| TASK INSTRUCTIONS |
Work through the material below line by line and say how many lines include the word "Abnormalities". Only the number, please.

| EXTRACTED DATA |
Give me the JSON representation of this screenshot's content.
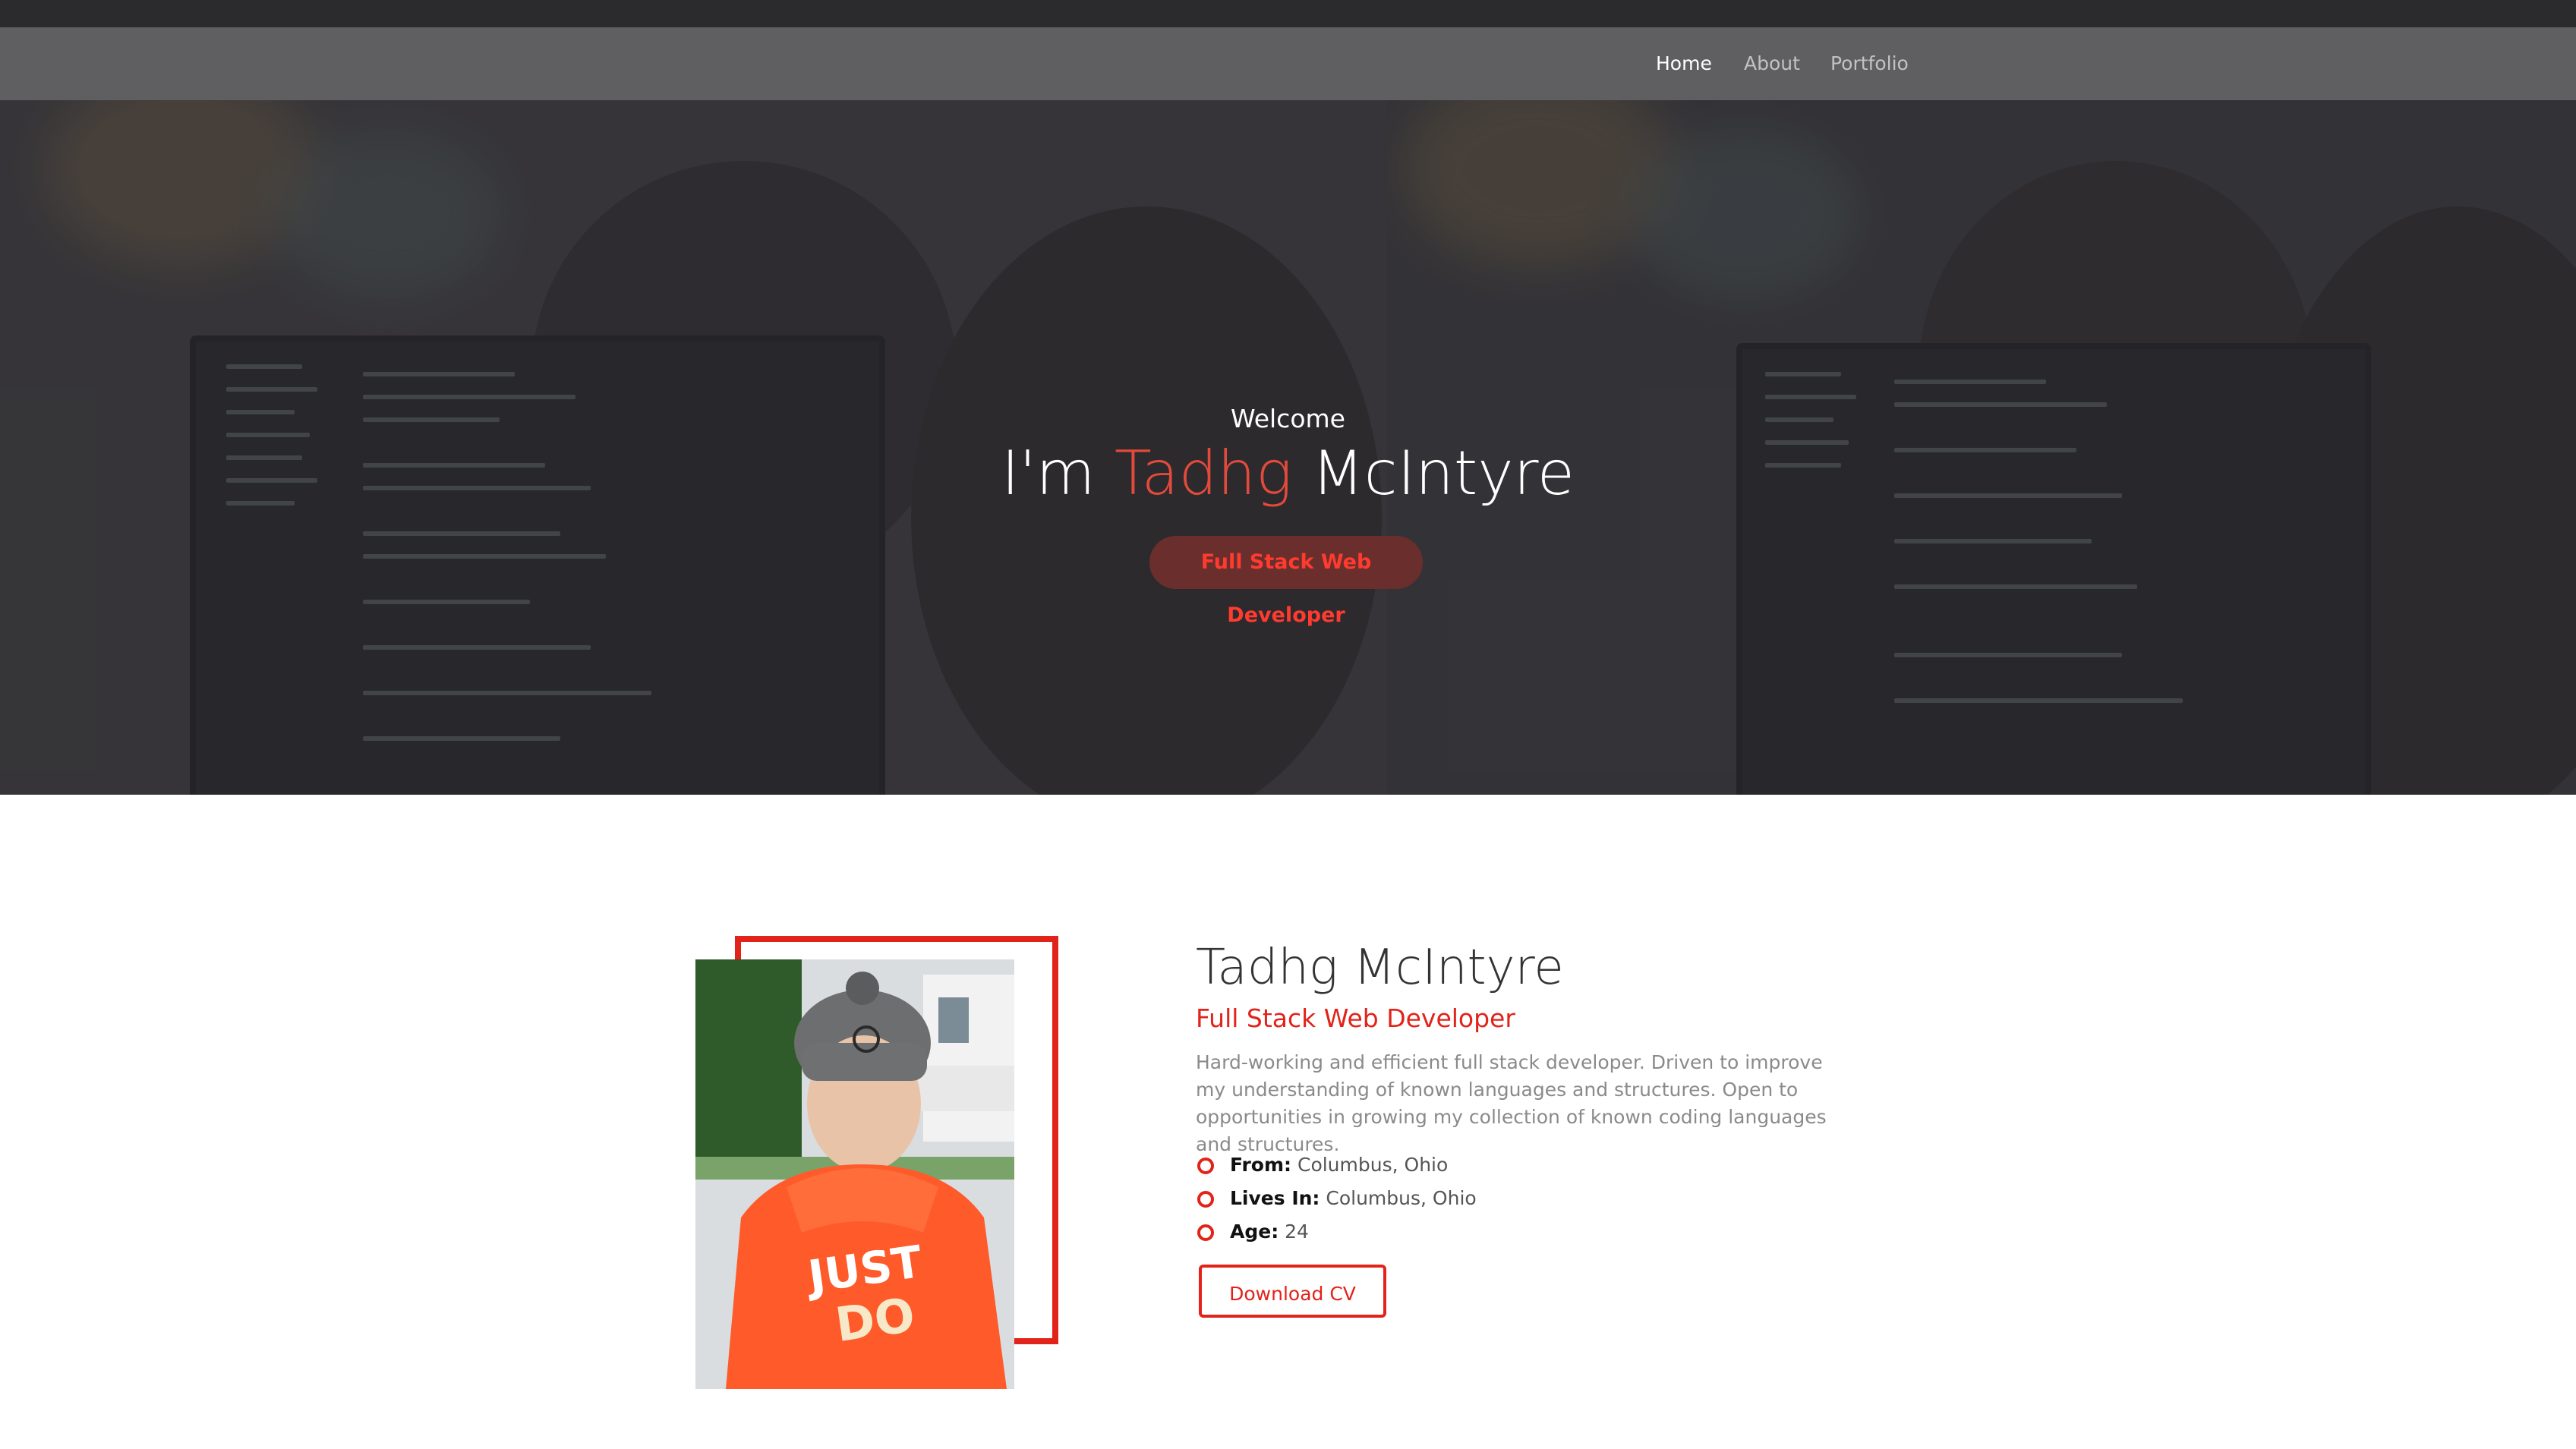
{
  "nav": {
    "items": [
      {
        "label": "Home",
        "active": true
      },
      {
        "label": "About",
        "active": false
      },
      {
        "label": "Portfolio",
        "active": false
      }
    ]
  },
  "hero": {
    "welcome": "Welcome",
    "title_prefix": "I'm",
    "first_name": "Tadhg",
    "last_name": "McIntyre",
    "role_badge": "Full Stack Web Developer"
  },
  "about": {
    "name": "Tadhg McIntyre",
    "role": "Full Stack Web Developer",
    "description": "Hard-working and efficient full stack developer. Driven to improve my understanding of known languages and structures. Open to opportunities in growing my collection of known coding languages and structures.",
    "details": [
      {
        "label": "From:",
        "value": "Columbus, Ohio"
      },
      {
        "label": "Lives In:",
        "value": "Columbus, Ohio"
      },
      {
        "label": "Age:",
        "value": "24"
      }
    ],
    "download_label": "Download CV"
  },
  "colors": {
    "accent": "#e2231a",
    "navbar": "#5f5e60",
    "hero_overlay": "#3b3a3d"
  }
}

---

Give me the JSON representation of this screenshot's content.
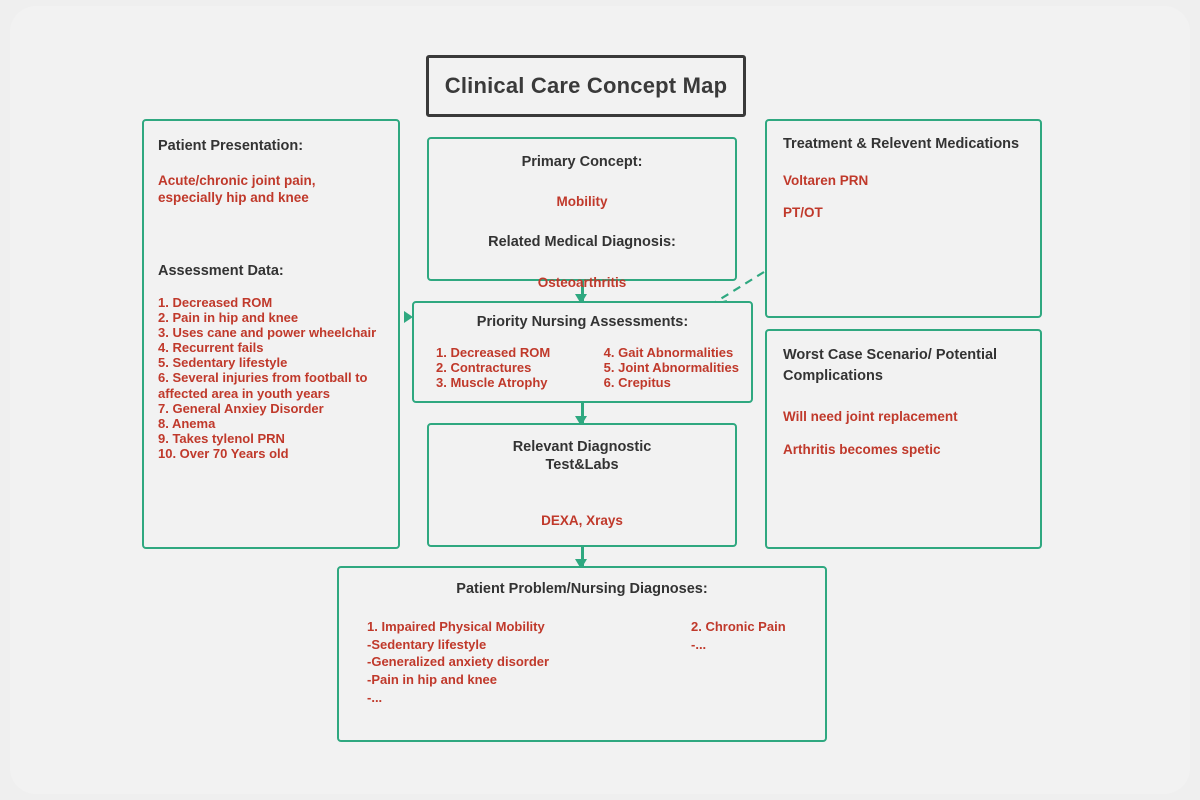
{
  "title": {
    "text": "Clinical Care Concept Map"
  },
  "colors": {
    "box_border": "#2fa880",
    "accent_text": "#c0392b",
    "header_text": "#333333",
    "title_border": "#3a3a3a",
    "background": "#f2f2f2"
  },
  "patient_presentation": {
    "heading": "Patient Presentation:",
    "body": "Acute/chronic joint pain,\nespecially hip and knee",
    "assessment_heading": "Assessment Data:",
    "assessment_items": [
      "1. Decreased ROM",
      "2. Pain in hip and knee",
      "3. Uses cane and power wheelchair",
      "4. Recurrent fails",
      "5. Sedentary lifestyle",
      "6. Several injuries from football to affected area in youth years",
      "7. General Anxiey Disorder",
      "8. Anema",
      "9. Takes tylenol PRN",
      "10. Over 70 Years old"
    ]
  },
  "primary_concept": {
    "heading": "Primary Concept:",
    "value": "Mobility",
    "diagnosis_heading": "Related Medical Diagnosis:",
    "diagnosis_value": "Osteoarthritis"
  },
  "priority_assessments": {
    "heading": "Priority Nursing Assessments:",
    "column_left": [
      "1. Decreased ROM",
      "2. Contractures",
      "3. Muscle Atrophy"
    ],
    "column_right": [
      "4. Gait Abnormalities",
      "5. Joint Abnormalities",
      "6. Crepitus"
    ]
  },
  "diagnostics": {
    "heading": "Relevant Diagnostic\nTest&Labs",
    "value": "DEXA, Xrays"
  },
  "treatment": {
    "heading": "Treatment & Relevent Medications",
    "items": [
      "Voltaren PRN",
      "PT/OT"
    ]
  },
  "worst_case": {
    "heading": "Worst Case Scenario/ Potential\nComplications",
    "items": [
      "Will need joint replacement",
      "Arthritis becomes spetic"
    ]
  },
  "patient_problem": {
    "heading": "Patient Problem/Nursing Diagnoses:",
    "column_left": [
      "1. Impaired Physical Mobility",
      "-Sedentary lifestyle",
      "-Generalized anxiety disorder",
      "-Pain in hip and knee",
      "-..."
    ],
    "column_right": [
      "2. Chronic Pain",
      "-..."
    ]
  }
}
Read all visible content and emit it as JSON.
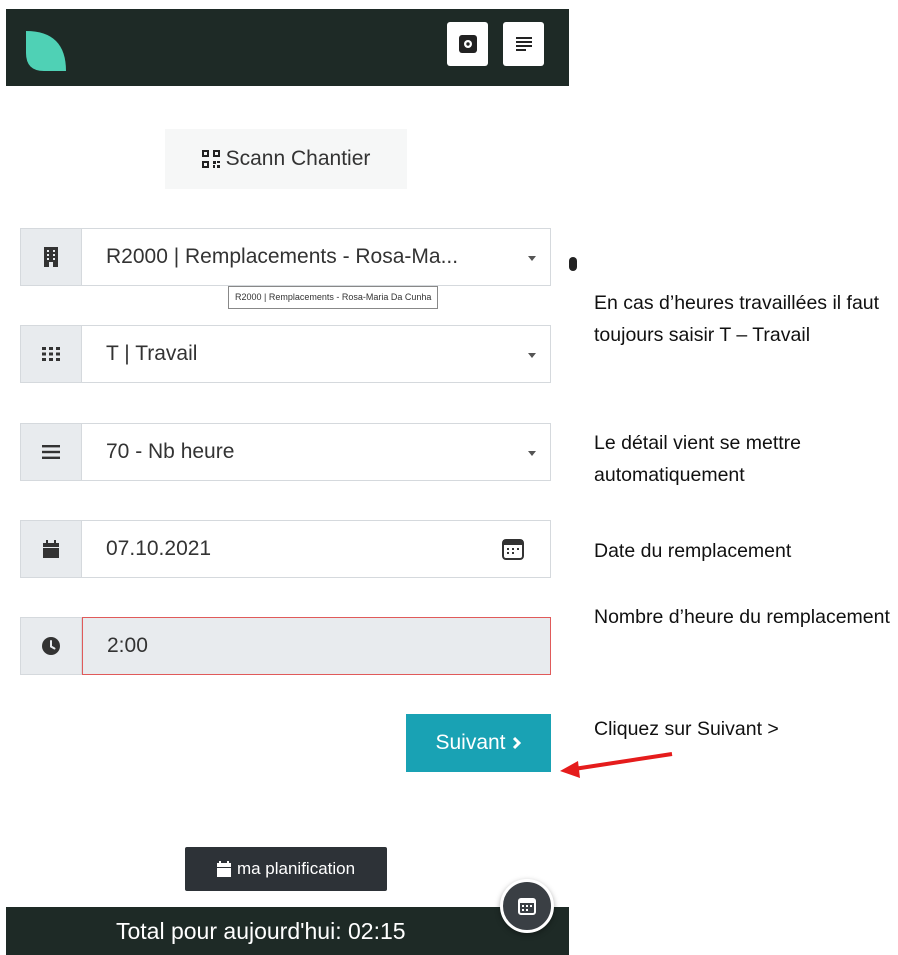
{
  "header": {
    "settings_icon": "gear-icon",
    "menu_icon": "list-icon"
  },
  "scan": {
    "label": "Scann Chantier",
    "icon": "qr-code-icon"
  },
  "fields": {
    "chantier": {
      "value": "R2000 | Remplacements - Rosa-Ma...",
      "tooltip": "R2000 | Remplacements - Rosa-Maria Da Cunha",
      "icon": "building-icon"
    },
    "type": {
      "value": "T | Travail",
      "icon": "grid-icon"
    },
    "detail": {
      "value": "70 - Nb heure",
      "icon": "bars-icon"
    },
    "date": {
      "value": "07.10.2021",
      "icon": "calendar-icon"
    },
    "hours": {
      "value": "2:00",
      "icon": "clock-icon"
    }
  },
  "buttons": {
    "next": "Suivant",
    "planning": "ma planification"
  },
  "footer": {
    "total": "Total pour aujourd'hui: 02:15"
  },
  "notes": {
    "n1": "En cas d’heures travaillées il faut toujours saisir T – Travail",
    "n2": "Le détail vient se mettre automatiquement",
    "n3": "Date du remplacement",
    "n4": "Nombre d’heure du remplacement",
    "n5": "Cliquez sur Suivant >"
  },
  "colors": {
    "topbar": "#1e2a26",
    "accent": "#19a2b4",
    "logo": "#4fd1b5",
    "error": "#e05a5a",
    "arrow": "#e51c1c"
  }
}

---

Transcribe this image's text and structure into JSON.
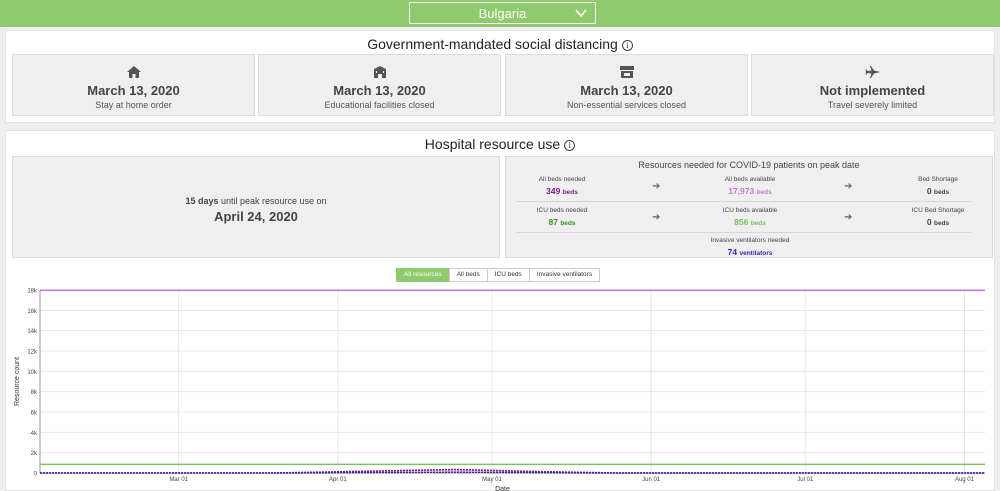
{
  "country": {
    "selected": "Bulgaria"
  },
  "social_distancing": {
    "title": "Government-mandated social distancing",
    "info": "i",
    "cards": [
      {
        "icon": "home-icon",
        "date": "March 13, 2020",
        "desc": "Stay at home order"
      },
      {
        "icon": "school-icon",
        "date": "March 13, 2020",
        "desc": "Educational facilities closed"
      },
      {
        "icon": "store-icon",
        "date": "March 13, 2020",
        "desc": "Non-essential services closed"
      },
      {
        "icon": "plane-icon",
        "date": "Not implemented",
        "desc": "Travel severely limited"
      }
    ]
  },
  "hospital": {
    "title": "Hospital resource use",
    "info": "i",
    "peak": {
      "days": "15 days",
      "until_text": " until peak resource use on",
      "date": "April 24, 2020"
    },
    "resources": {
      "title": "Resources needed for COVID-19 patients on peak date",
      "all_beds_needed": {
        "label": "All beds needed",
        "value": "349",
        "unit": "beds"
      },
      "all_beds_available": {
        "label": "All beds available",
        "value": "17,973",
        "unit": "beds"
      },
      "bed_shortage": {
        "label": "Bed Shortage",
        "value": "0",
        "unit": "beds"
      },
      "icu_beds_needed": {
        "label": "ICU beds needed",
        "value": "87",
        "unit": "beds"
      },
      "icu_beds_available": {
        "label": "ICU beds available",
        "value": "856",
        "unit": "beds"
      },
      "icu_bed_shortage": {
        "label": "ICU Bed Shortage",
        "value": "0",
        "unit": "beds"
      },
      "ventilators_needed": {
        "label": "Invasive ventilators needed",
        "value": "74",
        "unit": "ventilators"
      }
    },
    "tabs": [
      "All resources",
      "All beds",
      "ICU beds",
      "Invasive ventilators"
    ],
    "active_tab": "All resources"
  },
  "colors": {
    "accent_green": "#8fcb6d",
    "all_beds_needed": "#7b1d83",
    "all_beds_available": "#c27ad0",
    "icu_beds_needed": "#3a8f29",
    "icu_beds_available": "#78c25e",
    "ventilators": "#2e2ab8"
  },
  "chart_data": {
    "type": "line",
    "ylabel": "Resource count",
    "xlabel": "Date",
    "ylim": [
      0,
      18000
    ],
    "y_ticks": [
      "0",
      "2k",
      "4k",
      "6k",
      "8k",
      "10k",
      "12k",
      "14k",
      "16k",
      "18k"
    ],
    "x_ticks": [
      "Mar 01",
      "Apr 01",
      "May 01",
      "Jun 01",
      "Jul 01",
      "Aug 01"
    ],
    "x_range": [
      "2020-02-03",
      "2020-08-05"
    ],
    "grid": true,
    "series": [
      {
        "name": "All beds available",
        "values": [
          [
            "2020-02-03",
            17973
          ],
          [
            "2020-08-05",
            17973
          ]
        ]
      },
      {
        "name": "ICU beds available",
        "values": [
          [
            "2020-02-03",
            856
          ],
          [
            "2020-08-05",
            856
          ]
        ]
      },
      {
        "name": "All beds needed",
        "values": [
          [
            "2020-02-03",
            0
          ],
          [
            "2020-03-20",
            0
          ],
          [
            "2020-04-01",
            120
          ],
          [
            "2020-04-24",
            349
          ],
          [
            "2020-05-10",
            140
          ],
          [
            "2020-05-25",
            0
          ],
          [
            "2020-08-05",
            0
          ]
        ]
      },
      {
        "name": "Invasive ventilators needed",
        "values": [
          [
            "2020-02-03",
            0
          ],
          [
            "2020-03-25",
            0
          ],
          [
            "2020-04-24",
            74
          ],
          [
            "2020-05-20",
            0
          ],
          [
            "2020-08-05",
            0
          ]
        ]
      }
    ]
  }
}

| RESPONSE BELOW |
2